  • Asbestos Bankruptcy Trusts. Asbestos companies had a long and disturbing legacy of concealing what they knew about the health risks of asbestos and endangering countless veterans, consumers, and workers in high-risk occupations. As such, these companies were required to fund special asbestos trusts when they filed bankruptcy and reorganized or went out of business. Billions of dollars were set aside in these trusts specifically for people who developed mesothelioma, cancers, and other health conditions because of their exposure, and filing a claim can help qualifying veterans obtain compensation from some of these funds. Like filing other types of disability or injury claims, veterans seeking compensation from a bankruptcy trust will need to provide documentation and evidence of their condition and exposure history.
  • Civil Lawsuits. Not all companies responsible for exposing veterans and consumers to asbestos went out of business. Some remain solvent and are still in business today, sometimes under new corporate ownership or business names. Because veterans and their families are unable to bring lawsuits against the military, civil claims filed against non-government companies (be they personal injury claims or wrongful death claims) can be a viable means for securing needed compensation. However, as with all civil lawsuits, these claims require veterans and surviving family members to meet a certain legal standard when proving that conditions were caused by a company’s negligence in exposing them to asbestos.

At SWMW Law, our award-winning asbestos exposure lawyers have decades of collective experience guiding veterans and their families through the process of seeking compensation for their losses. Over our years in service, we’ve recovered millions in compensation for veterans through both asbestos bankruptcy trust claims and civil lawsuits, including one in which we secured an $11.5 million jury award on behalf of a U.S. Navy machinist diagnosed with mesothelioma.

As a full-service firm that cares deeply about our veterans and military servicemembers, we go the extra mile to help veterans and their loved ones find the resources and systems of support they need during these trying times, all while working tirelessly on their behalf to fight for the compensation they deserve.
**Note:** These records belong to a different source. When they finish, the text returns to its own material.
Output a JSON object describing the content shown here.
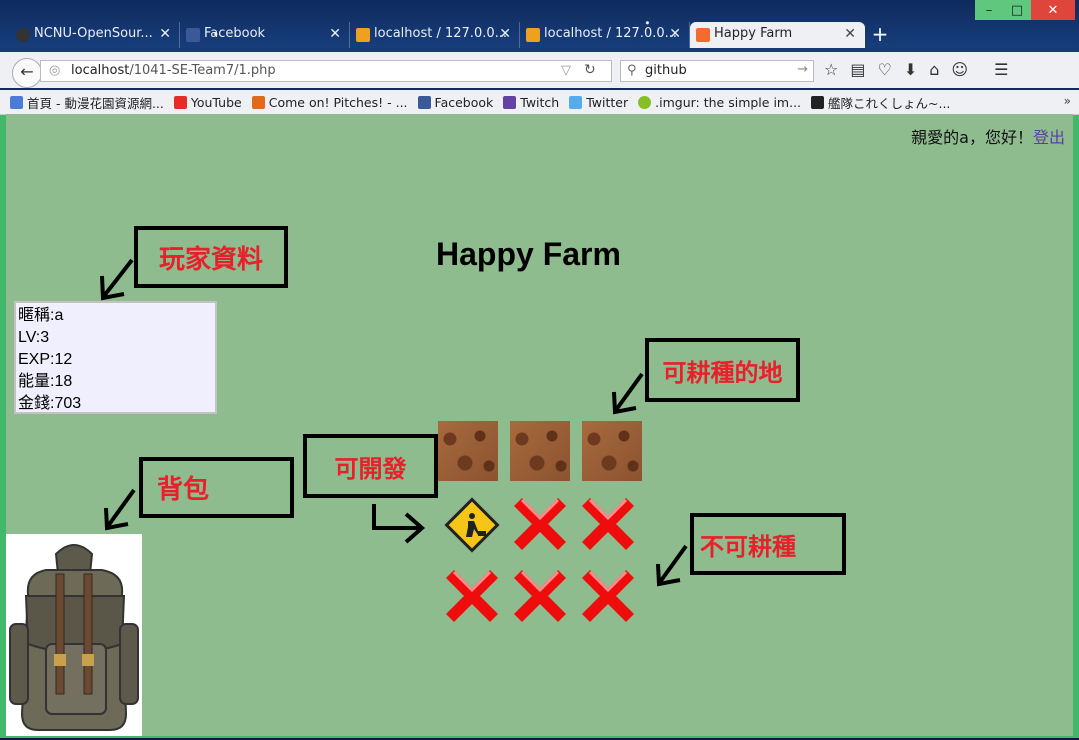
{
  "window": {
    "minimize": "–",
    "maximize": "□",
    "close": "✕"
  },
  "tabs": [
    {
      "label": "NCNU-OpenSour...",
      "icon": "github-icon",
      "color": "#333333"
    },
    {
      "label": "Facebook",
      "icon": "facebook-icon",
      "color": "#3b5998"
    },
    {
      "label": "localhost / 127.0.0...",
      "icon": "phpmyadmin-icon",
      "color": "#f0a020"
    },
    {
      "label": "localhost / 127.0.0...",
      "icon": "phpmyadmin-icon",
      "color": "#f0a020"
    },
    {
      "label": "Happy Farm",
      "icon": "xampp-icon",
      "color": "#f26c2f",
      "active": true
    }
  ],
  "newtab": "+",
  "nav": {
    "url_host": "localhost",
    "url_path": "/1041-SE-Team7/1.php",
    "search_value": "github"
  },
  "bookmarks": [
    {
      "label": "首頁 - 動漫花園資源網...",
      "color": "#4a7bd6"
    },
    {
      "label": "YouTube",
      "color": "#e52d27"
    },
    {
      "label": "Come on! Pitches! - ...",
      "color": "#e06a1c"
    },
    {
      "label": "Facebook",
      "color": "#3b5998"
    },
    {
      "label": "Twitch",
      "color": "#6441a5"
    },
    {
      "label": "Twitter",
      "color": "#55acee"
    },
    {
      "label": ".imgur: the simple im...",
      "color": "#85bf25"
    },
    {
      "label": "艦隊これくしょん~...",
      "color": "#222222"
    }
  ],
  "bookmarks_more": "»",
  "page": {
    "greeting": "親愛的a，您好！",
    "logout": "登出",
    "title": "Happy Farm",
    "player": {
      "nickname": "暱稱:a",
      "level": "LV:3",
      "exp": "EXP:12",
      "energy": "能量:18",
      "money": "金錢:703"
    }
  },
  "annotations": {
    "player_data": "玩家資料",
    "backpack": "背包",
    "developable": "可開發",
    "farmable": "可耕種的地",
    "not_farmable": "不可耕種"
  }
}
If you have questions about mesothelioma, lung cancer, or another health condition caused by asbestos exposure in the military, we want to help. Our attorneys proudly serve veterans and their families across the country, offer FREE consultations 24/7, and handle cases on contingency, which means there’s no fee unless we win. To learn more about how we can help, call (855) 744-1922 or contact us online.